**Listed records**
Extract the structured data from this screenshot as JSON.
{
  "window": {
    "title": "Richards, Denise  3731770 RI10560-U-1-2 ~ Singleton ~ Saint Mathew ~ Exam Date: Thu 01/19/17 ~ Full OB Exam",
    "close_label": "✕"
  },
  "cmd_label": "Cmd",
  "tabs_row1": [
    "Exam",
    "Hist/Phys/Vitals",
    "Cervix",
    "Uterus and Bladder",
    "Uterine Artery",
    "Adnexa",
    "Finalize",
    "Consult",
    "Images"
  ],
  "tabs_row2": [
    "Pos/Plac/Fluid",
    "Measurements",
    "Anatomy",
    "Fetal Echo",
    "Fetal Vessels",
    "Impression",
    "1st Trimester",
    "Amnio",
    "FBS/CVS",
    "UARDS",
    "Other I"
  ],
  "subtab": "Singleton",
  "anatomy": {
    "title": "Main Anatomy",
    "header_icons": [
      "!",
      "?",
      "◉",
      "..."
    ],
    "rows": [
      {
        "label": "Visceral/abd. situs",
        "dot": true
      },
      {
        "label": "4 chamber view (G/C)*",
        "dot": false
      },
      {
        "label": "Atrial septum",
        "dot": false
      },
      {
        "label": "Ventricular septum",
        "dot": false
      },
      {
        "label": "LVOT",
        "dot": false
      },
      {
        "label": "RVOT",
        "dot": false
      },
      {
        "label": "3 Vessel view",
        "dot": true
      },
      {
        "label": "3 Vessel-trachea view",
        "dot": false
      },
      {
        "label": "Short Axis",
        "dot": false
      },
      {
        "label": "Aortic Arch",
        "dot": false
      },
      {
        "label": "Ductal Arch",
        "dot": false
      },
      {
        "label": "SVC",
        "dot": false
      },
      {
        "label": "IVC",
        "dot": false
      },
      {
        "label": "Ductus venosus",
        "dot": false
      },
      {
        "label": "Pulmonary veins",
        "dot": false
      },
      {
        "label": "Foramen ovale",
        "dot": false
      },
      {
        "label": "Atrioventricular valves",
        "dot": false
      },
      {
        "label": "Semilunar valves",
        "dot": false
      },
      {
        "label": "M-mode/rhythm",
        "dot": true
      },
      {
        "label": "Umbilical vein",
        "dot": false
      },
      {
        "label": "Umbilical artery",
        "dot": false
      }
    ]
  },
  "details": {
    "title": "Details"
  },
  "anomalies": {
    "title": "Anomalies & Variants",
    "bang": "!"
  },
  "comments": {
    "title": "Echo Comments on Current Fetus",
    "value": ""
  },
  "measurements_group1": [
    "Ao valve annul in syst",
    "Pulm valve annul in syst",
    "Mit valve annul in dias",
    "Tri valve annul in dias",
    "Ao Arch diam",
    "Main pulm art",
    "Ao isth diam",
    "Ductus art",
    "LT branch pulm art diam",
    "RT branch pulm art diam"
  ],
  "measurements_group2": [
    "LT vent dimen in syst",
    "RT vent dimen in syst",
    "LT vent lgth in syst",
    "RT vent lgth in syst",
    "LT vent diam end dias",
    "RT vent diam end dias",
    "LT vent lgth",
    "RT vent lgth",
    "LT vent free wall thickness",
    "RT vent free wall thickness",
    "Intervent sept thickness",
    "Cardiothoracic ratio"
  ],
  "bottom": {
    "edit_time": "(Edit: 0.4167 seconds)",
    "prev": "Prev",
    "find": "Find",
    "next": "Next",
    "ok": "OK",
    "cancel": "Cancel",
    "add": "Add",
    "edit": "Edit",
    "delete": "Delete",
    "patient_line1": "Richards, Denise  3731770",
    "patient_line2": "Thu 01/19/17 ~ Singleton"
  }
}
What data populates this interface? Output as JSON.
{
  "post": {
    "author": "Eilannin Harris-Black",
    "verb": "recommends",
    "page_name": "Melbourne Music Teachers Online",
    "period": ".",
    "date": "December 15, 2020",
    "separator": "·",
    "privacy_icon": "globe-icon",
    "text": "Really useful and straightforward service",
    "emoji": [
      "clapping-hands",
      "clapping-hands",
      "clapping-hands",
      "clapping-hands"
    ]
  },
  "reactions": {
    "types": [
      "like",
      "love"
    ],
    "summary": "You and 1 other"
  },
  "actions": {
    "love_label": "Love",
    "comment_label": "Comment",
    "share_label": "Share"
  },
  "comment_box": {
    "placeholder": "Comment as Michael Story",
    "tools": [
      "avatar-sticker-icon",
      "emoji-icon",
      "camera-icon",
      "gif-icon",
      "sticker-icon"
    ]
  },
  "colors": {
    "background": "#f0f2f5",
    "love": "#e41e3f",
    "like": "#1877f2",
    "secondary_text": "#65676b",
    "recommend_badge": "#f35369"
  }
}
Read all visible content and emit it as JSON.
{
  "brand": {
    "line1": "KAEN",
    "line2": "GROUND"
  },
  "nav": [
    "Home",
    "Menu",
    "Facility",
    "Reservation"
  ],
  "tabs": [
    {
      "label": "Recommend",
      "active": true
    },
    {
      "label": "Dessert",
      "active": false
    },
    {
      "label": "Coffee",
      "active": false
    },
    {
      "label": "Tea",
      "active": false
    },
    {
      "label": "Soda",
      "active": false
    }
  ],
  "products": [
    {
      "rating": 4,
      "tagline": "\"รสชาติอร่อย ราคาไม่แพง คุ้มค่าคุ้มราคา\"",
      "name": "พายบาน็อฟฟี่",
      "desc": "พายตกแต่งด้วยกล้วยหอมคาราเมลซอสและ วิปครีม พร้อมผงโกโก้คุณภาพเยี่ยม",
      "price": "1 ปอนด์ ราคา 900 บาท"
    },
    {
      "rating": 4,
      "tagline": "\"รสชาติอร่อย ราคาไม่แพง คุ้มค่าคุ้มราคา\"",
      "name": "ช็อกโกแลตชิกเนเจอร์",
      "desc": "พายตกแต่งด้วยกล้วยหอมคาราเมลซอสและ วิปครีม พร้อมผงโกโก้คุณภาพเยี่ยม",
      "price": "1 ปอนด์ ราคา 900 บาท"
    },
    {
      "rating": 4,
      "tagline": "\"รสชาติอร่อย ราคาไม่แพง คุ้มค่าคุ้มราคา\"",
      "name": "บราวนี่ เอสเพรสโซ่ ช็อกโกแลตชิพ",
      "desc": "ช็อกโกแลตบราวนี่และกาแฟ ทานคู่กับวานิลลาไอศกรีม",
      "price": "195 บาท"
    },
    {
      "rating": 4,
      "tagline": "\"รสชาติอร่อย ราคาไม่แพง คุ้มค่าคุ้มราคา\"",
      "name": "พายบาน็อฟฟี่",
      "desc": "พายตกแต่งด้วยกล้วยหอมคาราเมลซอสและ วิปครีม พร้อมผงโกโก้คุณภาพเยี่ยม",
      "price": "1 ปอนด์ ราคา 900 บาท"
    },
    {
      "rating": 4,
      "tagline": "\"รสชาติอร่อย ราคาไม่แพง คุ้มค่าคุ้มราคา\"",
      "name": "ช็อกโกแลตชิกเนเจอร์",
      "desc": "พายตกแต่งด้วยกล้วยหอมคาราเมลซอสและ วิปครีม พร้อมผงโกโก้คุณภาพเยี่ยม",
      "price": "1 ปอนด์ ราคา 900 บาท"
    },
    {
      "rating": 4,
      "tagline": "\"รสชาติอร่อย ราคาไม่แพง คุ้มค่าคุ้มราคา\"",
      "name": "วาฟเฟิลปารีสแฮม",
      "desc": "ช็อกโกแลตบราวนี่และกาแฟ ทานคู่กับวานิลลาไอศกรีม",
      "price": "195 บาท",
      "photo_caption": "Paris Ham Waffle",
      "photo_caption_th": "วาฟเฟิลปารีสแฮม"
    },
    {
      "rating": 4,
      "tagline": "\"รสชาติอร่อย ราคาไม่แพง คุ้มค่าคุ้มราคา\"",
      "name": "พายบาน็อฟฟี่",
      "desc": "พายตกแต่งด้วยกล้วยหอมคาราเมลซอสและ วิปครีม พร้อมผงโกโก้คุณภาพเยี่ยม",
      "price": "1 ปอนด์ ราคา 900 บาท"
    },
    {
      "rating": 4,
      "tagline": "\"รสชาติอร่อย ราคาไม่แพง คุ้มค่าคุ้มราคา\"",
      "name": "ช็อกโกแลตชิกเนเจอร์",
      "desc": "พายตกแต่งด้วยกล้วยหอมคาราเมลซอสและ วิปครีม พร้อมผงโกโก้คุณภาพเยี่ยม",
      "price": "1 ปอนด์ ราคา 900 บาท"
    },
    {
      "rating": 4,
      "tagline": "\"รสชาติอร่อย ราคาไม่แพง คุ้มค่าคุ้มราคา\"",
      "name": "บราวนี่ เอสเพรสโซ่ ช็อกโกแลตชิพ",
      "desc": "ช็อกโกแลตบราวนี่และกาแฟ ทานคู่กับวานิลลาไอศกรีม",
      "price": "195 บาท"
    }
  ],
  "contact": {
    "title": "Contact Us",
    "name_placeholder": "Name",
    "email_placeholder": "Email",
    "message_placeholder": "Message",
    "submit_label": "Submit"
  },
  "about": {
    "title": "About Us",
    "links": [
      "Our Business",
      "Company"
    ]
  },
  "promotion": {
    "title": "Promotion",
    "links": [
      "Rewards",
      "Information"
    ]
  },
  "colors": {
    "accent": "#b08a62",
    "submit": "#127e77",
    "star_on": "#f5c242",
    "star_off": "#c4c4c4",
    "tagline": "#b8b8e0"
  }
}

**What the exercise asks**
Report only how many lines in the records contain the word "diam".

**Final answer**
6